An Industry Gone Wild on HRM Technology Deployment: HR luminary, Naomi Bloom, is on top form as she gives us a breakdown of the evolution of the Human Resources Management (HRM) software market over the past 4 decades, and discusses the influence of how IT and Business Process Outsourcing has given companies access to delivery models and scarce talent to run HR technology platforms. However, she doubts today’s HRM software vendors will achieve the Holy Grail of a true one-to-many model with SaaS, as they cannot create the "embedded intelligence across HRM processes" and has faith in HR BPO as the preferred deployment and payment model. Well worth a read.
The NASSCOM 2008 Diaries: More Fog on the Windshield: AMR Research’s Chief Research Officer, Bruce Richardson, on his experiences and takeaways from the recent NASSCOM event in India.
Renewal Strategies for ITO Relationships: TPI’s thought-provoker Peter Allen is on the money discussing options enterprises have when they enter into renewal discussions with their ITO provider. "Incumbent providers should not be retained on the basis of predecessor agreements. A review of the current market conditions – meaning pricing, contract terms, and scope of services – is essential. We’ve observed that some clients can become complacent and trapped by the perception that the transfer of responsibility and institutional knowledge between IT service providers, or repatriation, becomes costly…..The pricing of the existing contract should be compared to the prevailing market for like services in order to gauge the range of anticipated future pricing" I appreciate Peter’s efforts to discuss some of these options for enterprises today so openly on his blog. My view is that enterprises today need to use renegotiation as a great opportunity to get more value (process and technology) from their provider. More on this to follow…

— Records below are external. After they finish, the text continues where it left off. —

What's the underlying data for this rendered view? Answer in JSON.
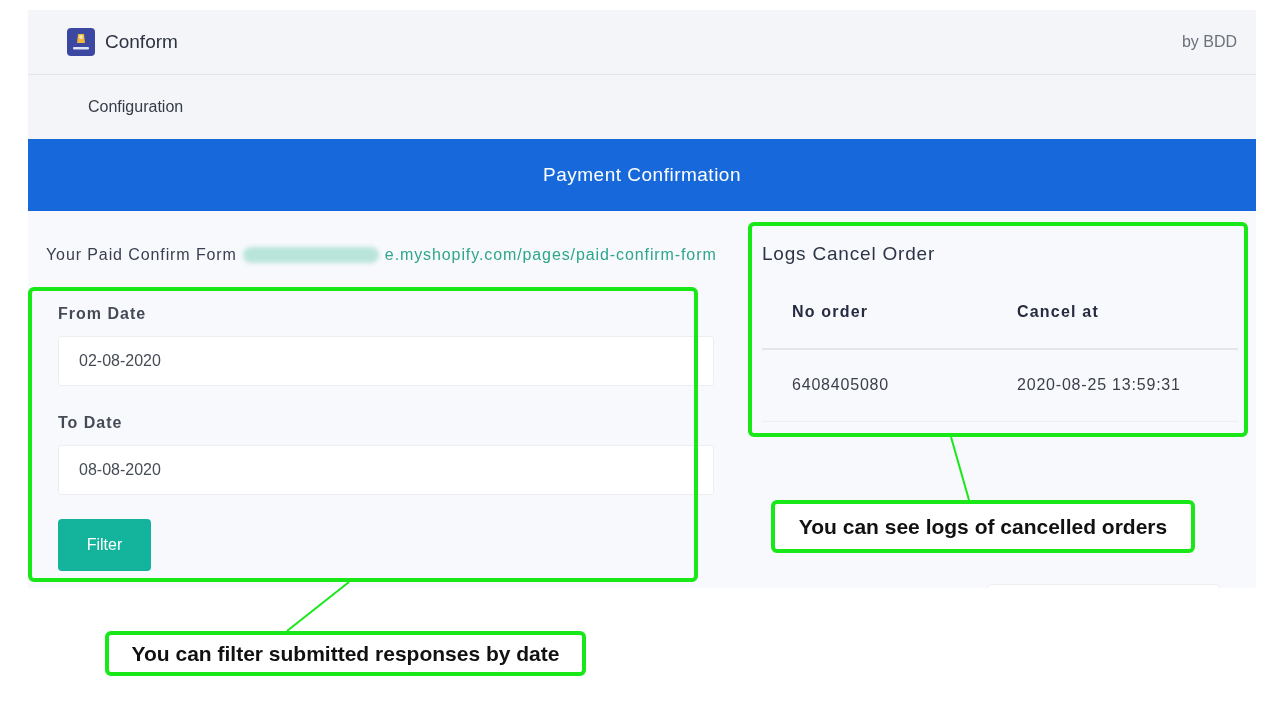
{
  "header": {
    "app_name": "Conform",
    "vendor": "by BDD"
  },
  "nav": {
    "items": [
      {
        "label": "Configuration"
      }
    ]
  },
  "banner": {
    "title": "Payment Confirmation"
  },
  "form_link": {
    "label": "Your Paid Confirm Form",
    "url": "e.myshopify.com/pages/paid-confirm-form"
  },
  "filter": {
    "fields": [
      {
        "label": "From Date",
        "value": "02-08-2020"
      },
      {
        "label": "To Date",
        "value": "08-08-2020"
      }
    ],
    "button": "Filter"
  },
  "cancel_logs": {
    "title": "Logs Cancel Order",
    "columns": [
      "No order",
      "Cancel at"
    ],
    "rows": [
      [
        "6408405080",
        "2020-08-25 13:59:31"
      ]
    ]
  },
  "annotations": [
    {
      "text": "You can see logs of cancelled orders"
    },
    {
      "text": "You can filter submitted responses by date"
    }
  ]
}
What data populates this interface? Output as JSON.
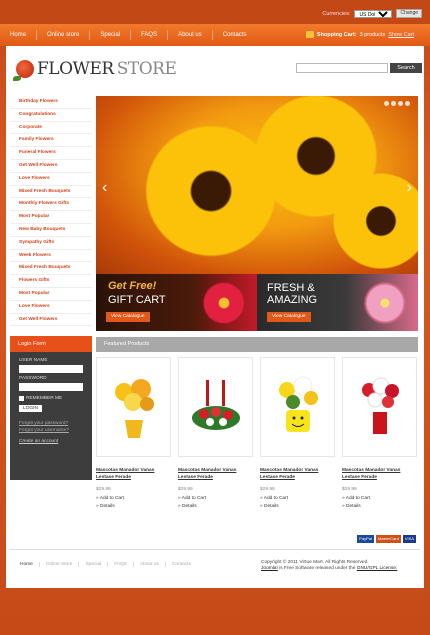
{
  "topbar": {
    "currencies_label": "Currencies:",
    "currency_value": "US Dollar",
    "change_label": "Change"
  },
  "nav": {
    "items": [
      "Home",
      "Online store",
      "Special",
      "FAQS",
      "About us",
      "Contacts"
    ]
  },
  "cart": {
    "label": "Shopping Cart:",
    "count": "3 products",
    "show_label": "Show Cart"
  },
  "logo": {
    "part1": "FLOWER",
    "part2": "STORE"
  },
  "search": {
    "placeholder": "",
    "button": "Search"
  },
  "categories": [
    "Birthday Flowers",
    "Congratulations",
    "Corporate",
    "Family Flowers",
    "Funeral Flowers",
    "Get Well Flowers",
    "Love Flowers",
    "Mixed Fresh Bouquets",
    "Monthly Flowers Gifts",
    "Most Popular",
    "New Baby Bouquets",
    "Sympathy Gifts",
    "Week Flowers",
    "Mixed Fresh Bouquets",
    "Flowers Gifts",
    "Most Popular",
    "Love Flowers",
    "Get Well Flowers"
  ],
  "banners": [
    {
      "line1": "Get Free!",
      "line2": "GIFT CART",
      "button": "View Catalogue"
    },
    {
      "line1": "FRESH &",
      "line2": "AMAZING",
      "button": "View Catalogue"
    }
  ],
  "login": {
    "title": "Login Form",
    "user_label": "USER NAME",
    "password_label": "PASSWORD",
    "remember": "REMEMBER ME",
    "button": "LOGIN",
    "forgot_password": "Forgot your password?",
    "forgot_username": "Forgot your username?",
    "create": "Create an account"
  },
  "featured": {
    "title": "Featured Products"
  },
  "products": [
    {
      "name": "Mascotas Manador Vanas Lestase Ferade",
      "price": "$29.99",
      "add": "Add to Cart",
      "details": "Details"
    },
    {
      "name": "Mascotas Manador Vanas Lestase Ferade",
      "price": "$29.99",
      "add": "Add to Cart",
      "details": "Details"
    },
    {
      "name": "Mascotas Manador Vanas Lestase Ferade",
      "price": "$29.99",
      "add": "Add to Cart",
      "details": "Details"
    },
    {
      "name": "Mascotas Manador Vanas Lestase Ferade",
      "price": "$29.99",
      "add": "Add to Cart",
      "details": "Details"
    }
  ],
  "payments": [
    "PayPal",
    "MasterCard",
    "VISA"
  ],
  "footer": {
    "nav": [
      "Home",
      "Online Store",
      "Special",
      "FAQS",
      "About us",
      "Contacts"
    ],
    "copyright": "Copyright © 2011 Virtue Mart. All Rights Reserved.",
    "license_prefix": "Joomla!",
    "license_middle": " is Free Software released under the ",
    "license_link": "GNU/GPL License."
  }
}
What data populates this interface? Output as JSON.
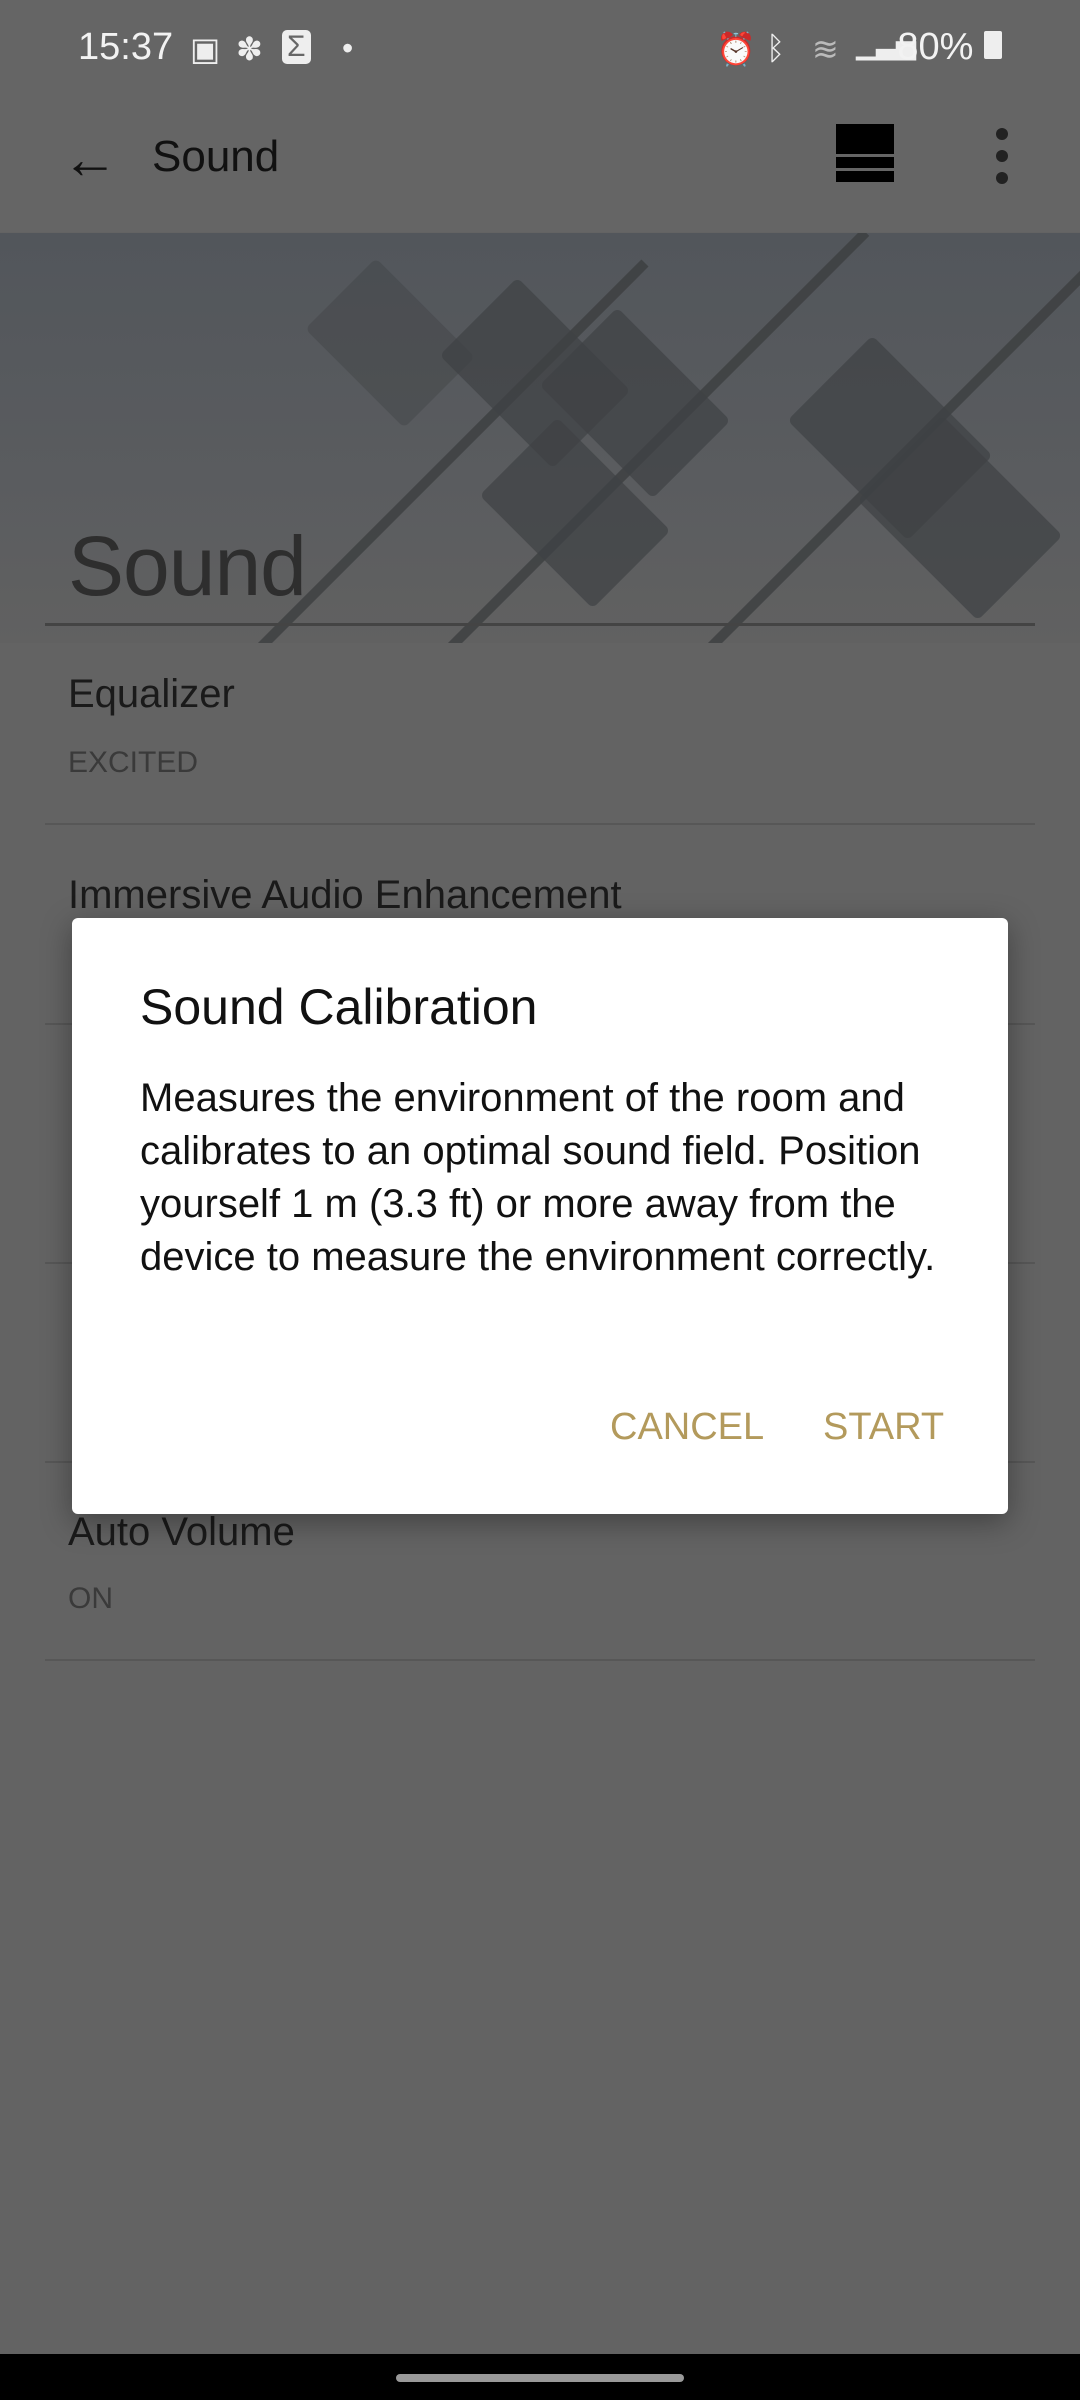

Mexico Sourcing: That Margarita Never Looked Better: Jason Busch on Mexico’s attractiveness as a manufacturing sourcing location for US businesses. "When it comes to the dollars and sense of importing manufactured parts and goods into the US on a total cost basis, the benefits that Mexico presents more than outweigh the risks." Interesting discussion… builds on what we discussed here.
You’re Not Consultants Anymore: Brian Sommer on why consultants have become "order fulfillment specialists". "People love to call themselves consultants even when all they do is show up at the same outsourcing data center and do the same task every single day. Likewise, you are not a consultant if you routinely install the same software package using the same methodology that is sold through a menu of pricing options from which a customer selects. No, you’re not a consultant."